[Exercise details]
Your task is to copy every line of the records below that contains "active".

[Records provided]
══════════

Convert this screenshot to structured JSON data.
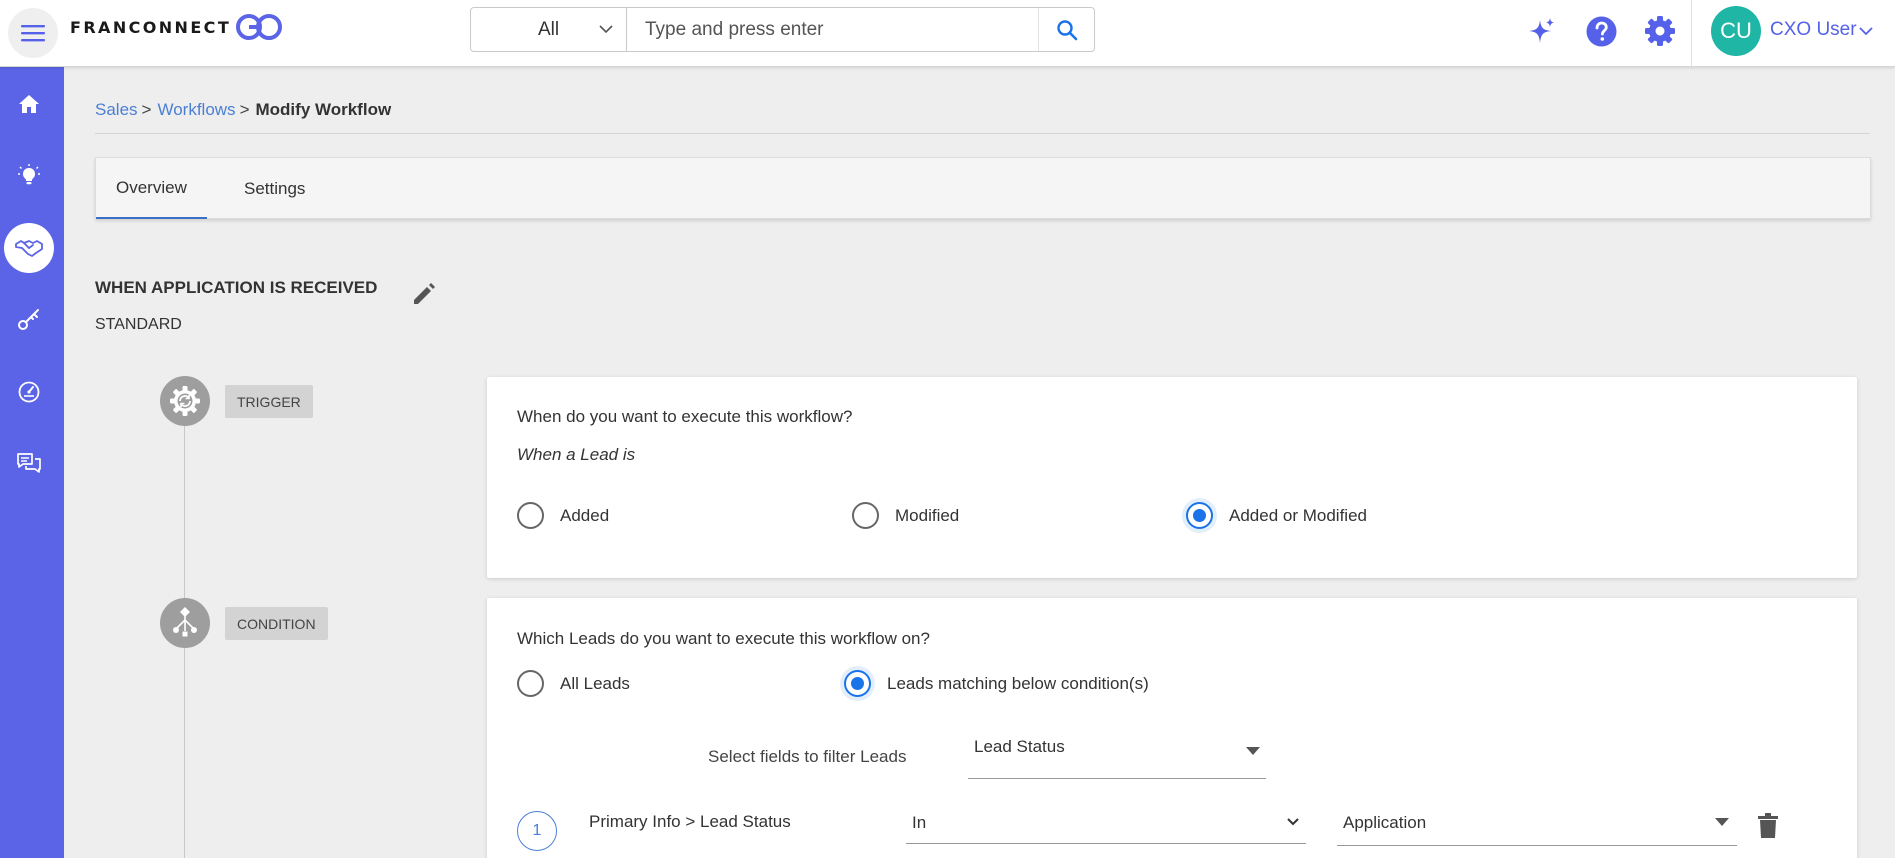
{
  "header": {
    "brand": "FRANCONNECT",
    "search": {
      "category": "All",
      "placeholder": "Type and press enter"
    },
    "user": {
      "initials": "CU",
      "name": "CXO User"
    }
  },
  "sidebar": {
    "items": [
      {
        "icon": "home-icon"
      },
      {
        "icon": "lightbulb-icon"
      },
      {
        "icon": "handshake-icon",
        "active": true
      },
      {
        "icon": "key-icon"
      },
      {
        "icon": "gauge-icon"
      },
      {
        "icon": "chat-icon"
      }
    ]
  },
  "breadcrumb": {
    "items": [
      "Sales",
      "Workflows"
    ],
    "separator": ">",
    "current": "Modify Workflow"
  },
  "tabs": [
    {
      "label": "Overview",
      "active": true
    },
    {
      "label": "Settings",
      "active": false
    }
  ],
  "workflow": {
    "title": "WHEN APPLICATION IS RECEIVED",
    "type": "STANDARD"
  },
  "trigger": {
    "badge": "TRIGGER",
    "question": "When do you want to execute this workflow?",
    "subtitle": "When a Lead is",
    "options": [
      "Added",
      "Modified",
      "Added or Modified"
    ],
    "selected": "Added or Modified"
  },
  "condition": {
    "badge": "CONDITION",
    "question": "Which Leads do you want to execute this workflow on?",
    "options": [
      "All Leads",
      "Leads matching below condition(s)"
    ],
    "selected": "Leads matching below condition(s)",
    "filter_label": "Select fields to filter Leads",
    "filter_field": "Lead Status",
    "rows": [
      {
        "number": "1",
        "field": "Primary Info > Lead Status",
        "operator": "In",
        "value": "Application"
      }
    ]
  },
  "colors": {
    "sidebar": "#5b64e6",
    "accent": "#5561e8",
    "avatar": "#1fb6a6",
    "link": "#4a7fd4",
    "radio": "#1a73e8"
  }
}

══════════

[Task solution]
        "active": true
      "active": true
      "active": false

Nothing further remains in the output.